You open the candy so slowly and notice the blue, shiny wrapper and the ridges of each wrinkle between your fingers. You notice the crinkling sound it makes as you start to peel back the corners. The aroma of sweet chocolate begins to fill your nostrils and your mouth starts to water ever so slightly. You begin thinking that tomorrow you start your crazy New Years Resolution diet so you better make this count! Refocusing you thoughts to the chocolate, you notice each corner of the creamy, smooth chocolate in your hand as it starts to melt. You become excited! As you bring it to your mouth, the aroma grows stronger and you begin anticipating its sweet taste. You put the chocolate in your mouth and smile as you begin to chew ever so slowly, noticing how your teeth sink into the smooth chunks of chocolate. You never want this sensation to leave your mouth so you sit with it until every last morsel has vanished. The reward is phenomenal and you think to yourself “this is the best piece of chocolate I have ever had.” At this point you do not want another because you are more than satisfied. And it’s a good thing because it was the last one!
So the next time you sit down to eat anything, especially something you think is sinful, like the fine chocolate your well-meaning boyfriend gave you for Christmas, try out these tips below and notice the difference it makes in your appetite and satisfaction.The slower you make this process and the more detailed in your awareness, the better the exercise!
How to Eat Mindfully:
1) Do not touch whatever it is you are about to eat! Just notice what it looks like and what it smells like from a far.
2) Pick up the item without bringing it to your mouth. Notice what it feels like in your hands or looks like on your fork. Describe it to yourself in great detail. All the way down to the sponginess of the bread and the sesame seeds on top. Notice the different shades of red on the tomato.

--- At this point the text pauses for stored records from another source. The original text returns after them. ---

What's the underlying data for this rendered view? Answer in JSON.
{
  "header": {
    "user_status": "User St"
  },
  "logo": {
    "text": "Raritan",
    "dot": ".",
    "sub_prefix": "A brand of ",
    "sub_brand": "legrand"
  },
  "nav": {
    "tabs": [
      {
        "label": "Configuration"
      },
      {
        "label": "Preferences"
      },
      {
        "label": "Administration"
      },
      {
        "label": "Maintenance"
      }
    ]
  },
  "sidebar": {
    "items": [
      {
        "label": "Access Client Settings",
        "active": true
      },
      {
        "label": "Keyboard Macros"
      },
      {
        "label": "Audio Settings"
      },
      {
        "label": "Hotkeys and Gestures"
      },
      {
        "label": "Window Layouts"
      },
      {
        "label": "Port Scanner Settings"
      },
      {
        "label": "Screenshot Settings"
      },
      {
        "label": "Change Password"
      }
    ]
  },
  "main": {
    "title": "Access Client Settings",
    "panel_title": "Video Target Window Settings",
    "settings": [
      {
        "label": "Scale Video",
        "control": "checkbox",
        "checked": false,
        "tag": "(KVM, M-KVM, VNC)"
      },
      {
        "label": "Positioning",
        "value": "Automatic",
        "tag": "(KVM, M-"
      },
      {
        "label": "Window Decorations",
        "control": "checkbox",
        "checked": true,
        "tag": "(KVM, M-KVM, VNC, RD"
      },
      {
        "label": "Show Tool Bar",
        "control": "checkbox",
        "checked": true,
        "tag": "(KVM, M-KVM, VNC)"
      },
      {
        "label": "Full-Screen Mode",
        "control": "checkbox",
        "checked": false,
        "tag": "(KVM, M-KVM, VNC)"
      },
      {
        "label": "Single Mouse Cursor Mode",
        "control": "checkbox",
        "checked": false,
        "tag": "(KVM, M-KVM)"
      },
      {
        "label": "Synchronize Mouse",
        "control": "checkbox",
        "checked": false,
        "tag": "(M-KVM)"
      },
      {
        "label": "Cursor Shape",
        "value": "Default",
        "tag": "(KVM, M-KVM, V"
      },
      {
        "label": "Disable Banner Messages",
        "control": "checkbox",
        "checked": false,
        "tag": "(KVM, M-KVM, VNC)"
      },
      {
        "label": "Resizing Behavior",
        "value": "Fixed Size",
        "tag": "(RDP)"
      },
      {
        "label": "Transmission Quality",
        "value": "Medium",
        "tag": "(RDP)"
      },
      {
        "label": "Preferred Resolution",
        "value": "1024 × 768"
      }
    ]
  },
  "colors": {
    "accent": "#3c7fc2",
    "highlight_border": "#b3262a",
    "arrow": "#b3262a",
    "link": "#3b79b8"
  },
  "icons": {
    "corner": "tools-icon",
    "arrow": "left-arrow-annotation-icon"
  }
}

3) Now bring the item closer to your mouth and notice the smells. It may have more than one aroma so find every smell!
4) Now take a bite and begin chewing as slowly as you can. Pretend it is a contest of who can chew the longest! Now taste each flavor from the acidity in the tomato to the grease in the burger.
5) In the same bite, (yes I am asking you to still be chewing the same bite!) notice how it feels against your tongue and teeth.
6) Ask yourself what do you hear? You may hear the crunching of the lettuce. Don’t let this bite go until you know everything about it!
7) Repeat with every bite and every sip of your drink until you notice your stomach is full.
It is not always easy to find the time to sit down and eat mindfully. I know I find it hard sometimes. But when I do take the time, it is always worth it!
Photo courtesy of cupprof